Pieris rapae                       Cabbage White

Celastrina lucia                 Northern Azure

Cupido comyntas             Eastern Tailed-Blue

Satyrium acadica             Acadian Hairstreak

Danaus plexippus             Monarch

Nymphalis antiopa          Mourning Cloack

Polygonia comma            Eastern Comma

Polygonia interrogationis Question Mark

Vanessa atalanta             Red Admiral

Polites peckius                  Peck’s Skipper

Thymelicus lineola           European Skipper

Among them is the aforementioned Acadian Hairstreak. A note was attached to this species with the information that our park is one of the few places in the GTA where you can see it.

I have added the list to the web site under Cedarvale Park/Flora and Fauna/Butterflies (below trees and plants, and birds).

Antonia added that this year’s count will take place on 14th July 2018. They welcome new participants! I have added this event to the web site under About Us/Upcoming Events.

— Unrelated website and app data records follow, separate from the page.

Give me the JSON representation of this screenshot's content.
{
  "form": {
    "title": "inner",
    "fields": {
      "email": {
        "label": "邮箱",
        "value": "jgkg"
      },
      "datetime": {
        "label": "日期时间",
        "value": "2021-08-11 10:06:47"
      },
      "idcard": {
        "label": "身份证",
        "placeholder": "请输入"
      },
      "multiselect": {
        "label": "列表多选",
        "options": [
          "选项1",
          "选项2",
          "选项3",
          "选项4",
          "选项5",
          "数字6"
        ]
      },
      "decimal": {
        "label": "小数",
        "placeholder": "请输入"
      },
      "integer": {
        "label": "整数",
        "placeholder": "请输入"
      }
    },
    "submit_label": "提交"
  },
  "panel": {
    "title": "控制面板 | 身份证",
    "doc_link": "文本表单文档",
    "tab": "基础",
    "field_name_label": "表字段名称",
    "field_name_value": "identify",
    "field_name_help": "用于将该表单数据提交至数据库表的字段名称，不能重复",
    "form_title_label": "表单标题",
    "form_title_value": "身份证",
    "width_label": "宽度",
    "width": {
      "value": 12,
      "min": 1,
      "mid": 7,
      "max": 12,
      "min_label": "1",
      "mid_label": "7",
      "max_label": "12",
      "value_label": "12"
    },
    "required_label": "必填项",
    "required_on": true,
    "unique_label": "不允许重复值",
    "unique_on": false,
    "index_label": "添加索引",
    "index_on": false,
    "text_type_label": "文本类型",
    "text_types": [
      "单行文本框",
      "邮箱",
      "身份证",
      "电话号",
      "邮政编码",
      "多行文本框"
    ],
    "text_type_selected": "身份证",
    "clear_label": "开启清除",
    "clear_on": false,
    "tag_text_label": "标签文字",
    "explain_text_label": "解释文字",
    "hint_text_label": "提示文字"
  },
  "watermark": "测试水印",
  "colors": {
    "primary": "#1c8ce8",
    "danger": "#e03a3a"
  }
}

So if you are interested in butterflies, you now have a list of what to look for.

John Cummings